Dadaism – An art movement formed during the first World War in reaction to the horrors and folly of the war, in which the work is often satirical and nonsensical
To remember the meaning of Dadaism, use the following mnemonic:
She said "Da da" (Dadaism), which made me laugh and made no sense because I am her grandmother.
Famous Dada pieces include:
Duchamp's "Fountain" in which he purchased a urinal from a sanitaryware supplier and signed it "R. Mutt 1917" and submitted it as an artwork. Unfortunately the original has been lost.
Max Ernst's "Celebes" (1921) is a giant mechanical elephant with a corn bin and mannequin.
The Dada movement started as a protest against World War 1 and became a complete rejection of the prevailing standards of art. It was a movement that accepted chance and irrationality.
Dadaism encompasses so many things, but the most important thing is that it doesn't outwardly or obviously make any sense.
Here are some ideas you can try.
Stop making sense! Draw something that wouldn't make any sense, for example, an armadillo with a straw and cocktail umbrella and three holes like a coconut, in the snow.
Make a montage by cutting up newspapers and magazines.
Find a random item, sign it and call it art.
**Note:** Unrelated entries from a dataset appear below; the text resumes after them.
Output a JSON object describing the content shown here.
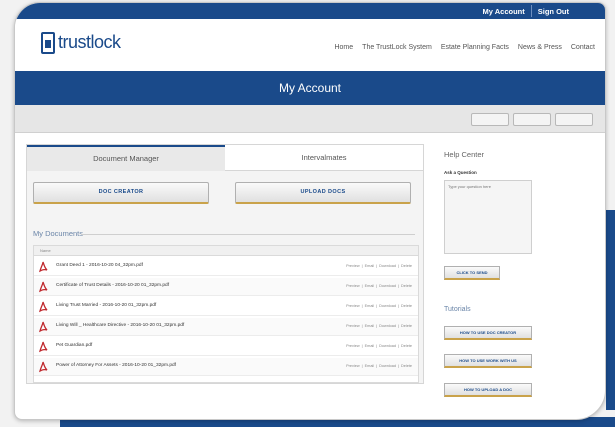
{
  "top_links": {
    "my_account": "My Account",
    "sign_out": "Sign Out"
  },
  "brand": {
    "name": "trustlock",
    "tagline": ""
  },
  "nav": [
    "Home",
    "The TrustLock System",
    "Estate Planning Facts",
    "News & Press",
    "Contact"
  ],
  "page_title": "My Account",
  "toolbar_buttons": [
    "",
    "",
    ""
  ],
  "tabs": {
    "active": "Document Manager",
    "inactive": "Intervalmates"
  },
  "buttons": {
    "doc_creator": "DOC CREATOR",
    "upload_docs": "UPLOAD DOCS"
  },
  "documents": {
    "title": "My Documents",
    "column_name": "Name",
    "actions": [
      "Preview",
      "Email",
      "Download",
      "Delete"
    ],
    "files": [
      "Grant Deed 1 - 2016-10-20 04_32pm.pdf",
      "Certificate of Trust Details - 2016-10-20 01_32pm.pdf",
      "Living Trust Married - 2016-10-20 01_32pm.pdf",
      "Living Will _ Healthcare Directive - 2016-10-20 01_32pm.pdf",
      "Pet Guardian.pdf",
      "Power of Attorney For Assets - 2016-10-20 01_32pm.pdf"
    ]
  },
  "help": {
    "title": "Help Center",
    "ask_label": "Ask a Question",
    "placeholder": "Type your question here",
    "send": "CLICK TO SEND"
  },
  "tutorials": {
    "title": "Tutorials",
    "items": [
      "HOW TO USE DOC CREATOR",
      "HOW TO USE WORK WITH US",
      "HOW TO UPLOAD A DOC"
    ]
  },
  "colors": {
    "primary": "#1a4a8a",
    "accent": "#c9a24a",
    "pdf": "#c0282d"
  }
}
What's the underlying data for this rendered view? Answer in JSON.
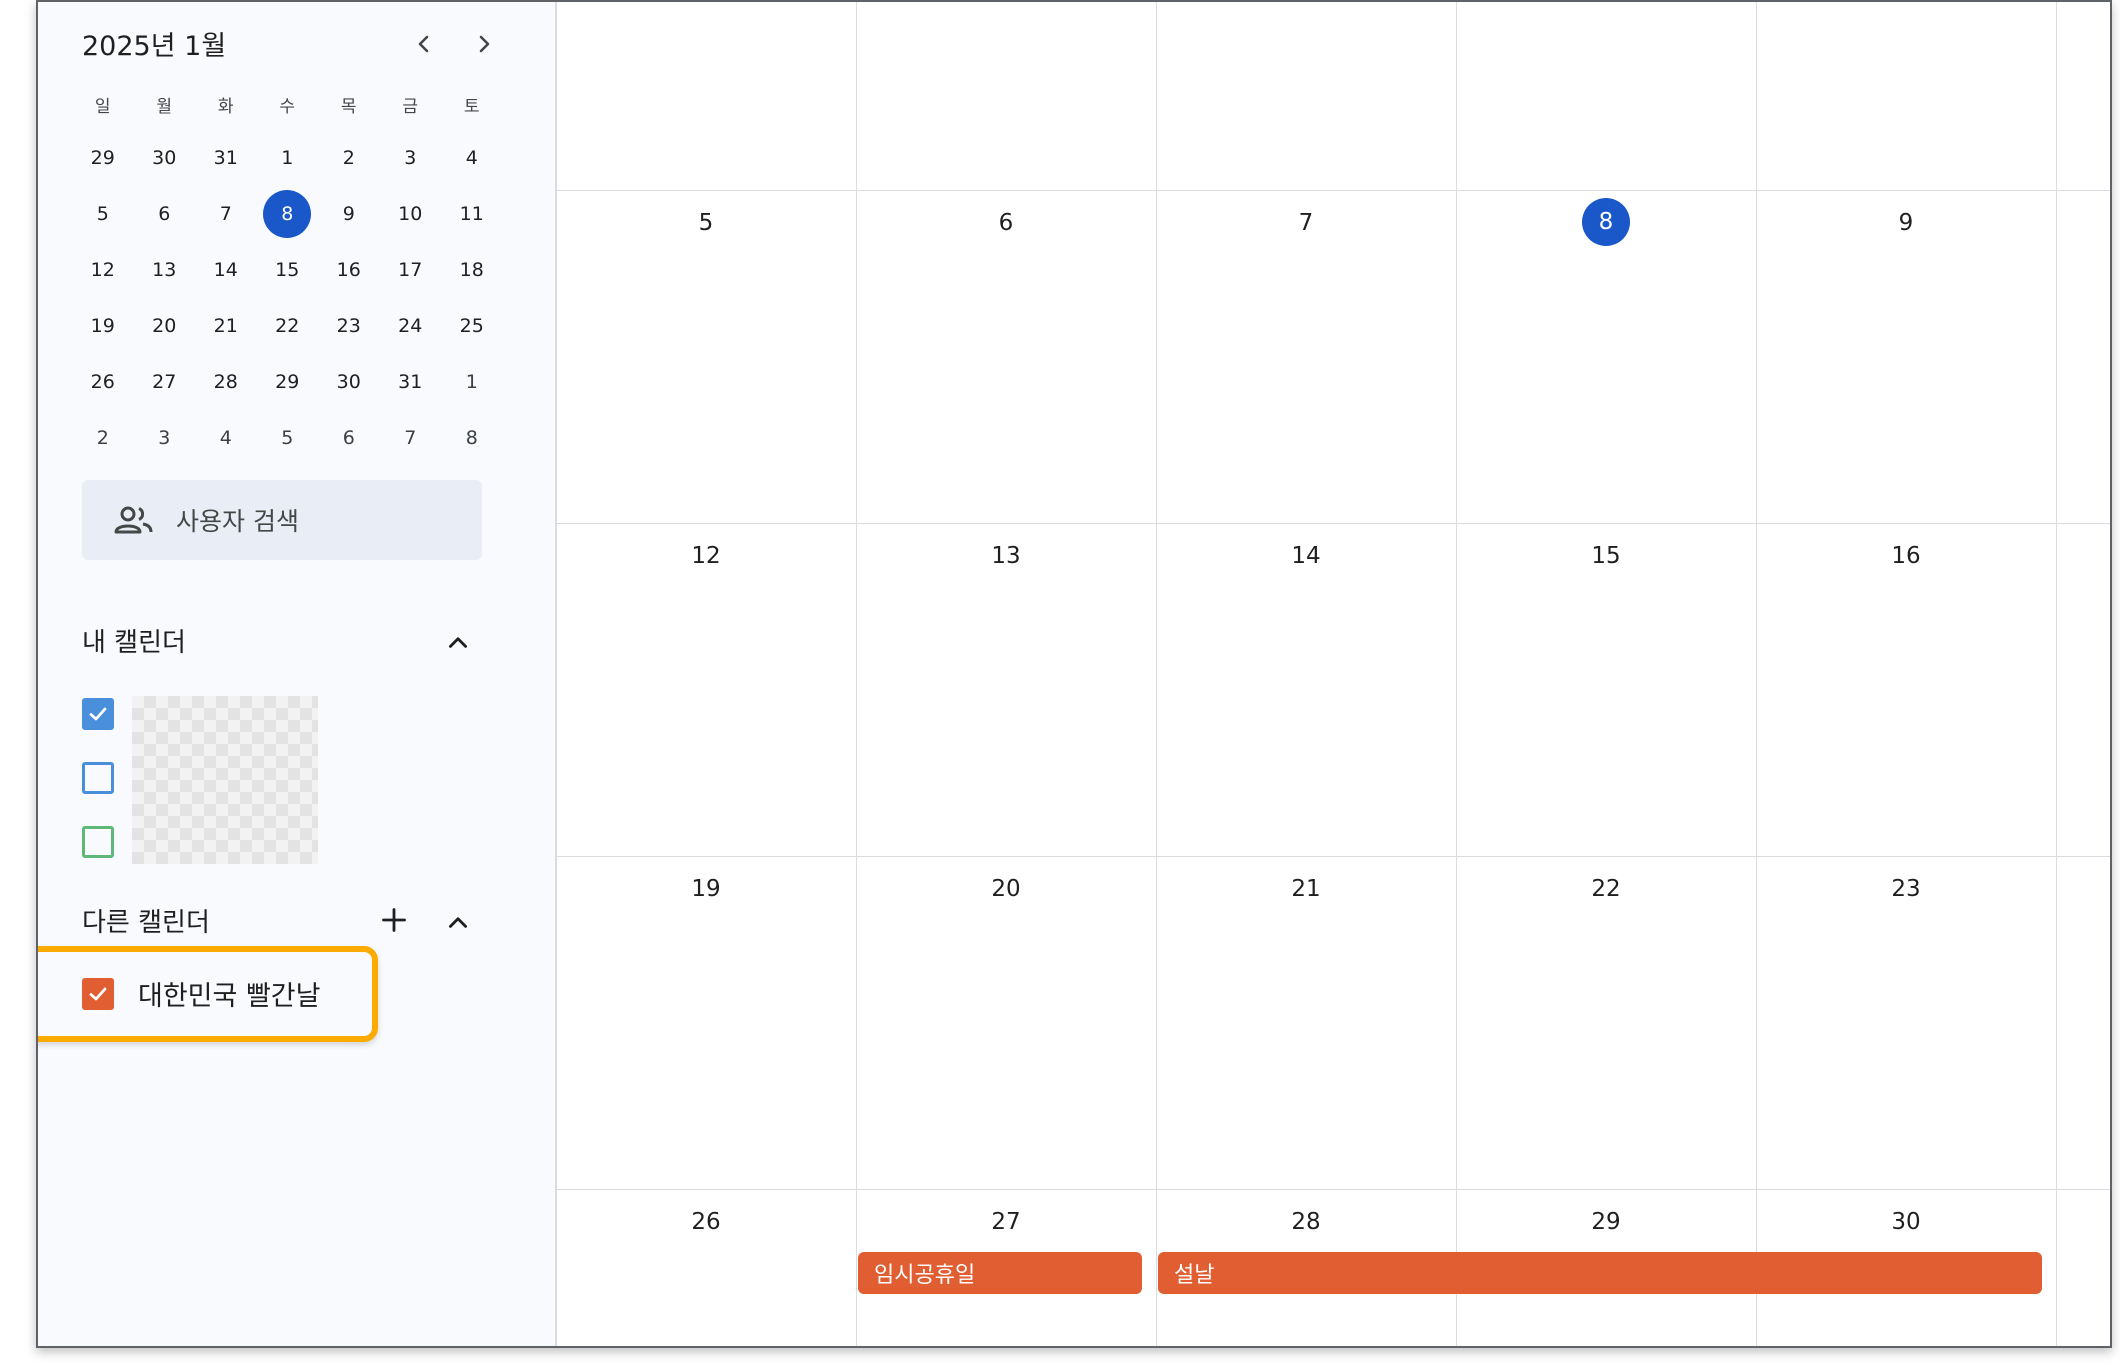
{
  "mini_calendar": {
    "title": "2025년 1월",
    "weekdays": [
      "일",
      "월",
      "화",
      "수",
      "목",
      "금",
      "토"
    ],
    "weeks": [
      [
        "29",
        "30",
        "31",
        "1",
        "2",
        "3",
        "4"
      ],
      [
        "5",
        "6",
        "7",
        "8",
        "9",
        "10",
        "11"
      ],
      [
        "12",
        "13",
        "14",
        "15",
        "16",
        "17",
        "18"
      ],
      [
        "19",
        "20",
        "21",
        "22",
        "23",
        "24",
        "25"
      ],
      [
        "26",
        "27",
        "28",
        "29",
        "30",
        "31",
        "1"
      ],
      [
        "2",
        "3",
        "4",
        "5",
        "6",
        "7",
        "8"
      ]
    ],
    "today": "8"
  },
  "people_search": {
    "label": "사용자 검색"
  },
  "my_calendars": {
    "title": "내 캘린더"
  },
  "other_calendars": {
    "title": "다른 캘린더",
    "items": [
      {
        "label": "대한민국 빨간날",
        "color": "#e15d32"
      }
    ]
  },
  "month_grid": {
    "rows": [
      [
        "",
        "",
        "",
        "",
        ""
      ],
      [
        "5",
        "6",
        "7",
        "8",
        "9"
      ],
      [
        "12",
        "13",
        "14",
        "15",
        "16"
      ],
      [
        "19",
        "20",
        "21",
        "22",
        "23"
      ],
      [
        "26",
        "27",
        "28",
        "29",
        "30"
      ]
    ],
    "today": "8",
    "events": [
      {
        "title": "임시공휴일",
        "color": "#e15d32"
      },
      {
        "title": "설날",
        "color": "#e15d32"
      }
    ]
  },
  "colors": {
    "accent": "#1a57c9",
    "holiday": "#e15d32",
    "highlight": "#fbab00"
  }
}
Challenge the idea of functionality. Take a photo of an object which is completely impractical for a task, for example using a daisy chain to keep a gate closed.